▽

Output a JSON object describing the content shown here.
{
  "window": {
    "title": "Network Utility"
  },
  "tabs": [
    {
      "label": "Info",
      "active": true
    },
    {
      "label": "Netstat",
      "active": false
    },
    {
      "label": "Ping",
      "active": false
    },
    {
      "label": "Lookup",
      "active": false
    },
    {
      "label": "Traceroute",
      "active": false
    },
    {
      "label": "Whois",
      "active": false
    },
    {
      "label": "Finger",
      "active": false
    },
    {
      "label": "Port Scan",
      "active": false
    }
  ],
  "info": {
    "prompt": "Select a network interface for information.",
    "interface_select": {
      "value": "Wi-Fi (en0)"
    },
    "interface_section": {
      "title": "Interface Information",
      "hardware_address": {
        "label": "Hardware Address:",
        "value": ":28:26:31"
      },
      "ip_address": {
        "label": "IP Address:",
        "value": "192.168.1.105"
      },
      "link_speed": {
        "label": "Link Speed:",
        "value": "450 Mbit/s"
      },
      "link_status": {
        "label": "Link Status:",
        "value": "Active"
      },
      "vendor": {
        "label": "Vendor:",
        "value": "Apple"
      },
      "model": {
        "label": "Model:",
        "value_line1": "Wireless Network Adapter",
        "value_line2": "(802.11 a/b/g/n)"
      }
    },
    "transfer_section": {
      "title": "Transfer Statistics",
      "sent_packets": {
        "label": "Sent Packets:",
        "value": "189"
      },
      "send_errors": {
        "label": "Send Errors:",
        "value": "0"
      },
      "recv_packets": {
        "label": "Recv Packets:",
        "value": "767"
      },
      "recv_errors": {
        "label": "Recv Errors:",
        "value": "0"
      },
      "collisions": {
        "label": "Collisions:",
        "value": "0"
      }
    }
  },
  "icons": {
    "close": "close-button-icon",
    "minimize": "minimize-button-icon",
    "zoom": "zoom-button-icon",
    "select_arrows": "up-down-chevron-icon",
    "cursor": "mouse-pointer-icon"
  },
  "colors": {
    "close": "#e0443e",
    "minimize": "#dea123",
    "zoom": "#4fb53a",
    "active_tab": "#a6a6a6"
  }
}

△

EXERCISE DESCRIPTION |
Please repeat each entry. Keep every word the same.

WRITTEN SOLUTION |
Output a JSON object describing the content shown here.
{
  "window": {
    "title": "Network Utility"
  },
  "tabs": [
    {
      "label": "Info",
      "active": true
    },
    {
      "label": "Netstat",
      "active": false
    },
    {
      "label": "Ping",
      "active": false
    },
    {
      "label": "Lookup",
      "active": false
    },
    {
      "label": "Traceroute",
      "active": false
    },
    {
      "label": "Whois",
      "active": false
    },
    {
      "label": "Finger",
      "active": false
    },
    {
      "label": "Port Scan",
      "active": false
    }
  ],
  "info": {
    "prompt": "Select a network interface for information.",
    "interface_select": {
      "value": "Wi-Fi (en0)"
    },
    "interface_section": {
      "title": "Interface Information",
      "hardware_address": {
        "label": "Hardware Address:",
        "value": ":28:26:31"
      },
      "ip_address": {
        "label": "IP Address:",
        "value": "192.168.1.105"
      },
      "link_speed": {
        "label": "Link Speed:",
        "value": "450 Mbit/s"
      },
      "link_status": {
        "label": "Link Status:",
        "value": "Active"
      },
      "vendor": {
        "label": "Vendor:",
        "value": "Apple"
      },
      "model": {
        "label": "Model:",
        "value_line1": "Wireless Network Adapter",
        "value_line2": "(802.11 a/b/g/n)"
      }
    },
    "transfer_section": {
      "title": "Transfer Statistics",
      "sent_packets": {
        "label": "Sent Packets:",
        "value": "189"
      },
      "send_errors": {
        "label": "Send Errors:",
        "value": "0"
      },
      "recv_packets": {
        "label": "Recv Packets:",
        "value": "767"
      },
      "recv_errors": {
        "label": "Recv Errors:",
        "value": "0"
      },
      "collisions": {
        "label": "Collisions:",
        "value": "0"
      }
    }
  },
  "icons": {
    "close": "close-button-icon",
    "minimize": "minimize-button-icon",
    "zoom": "zoom-button-icon",
    "select_arrows": "up-down-chevron-icon",
    "cursor": "mouse-pointer-icon"
  },
  "colors": {
    "close": "#e0443e",
    "minimize": "#dea123",
    "zoom": "#4fb53a",
    "active_tab": "#a6a6a6"
  }
}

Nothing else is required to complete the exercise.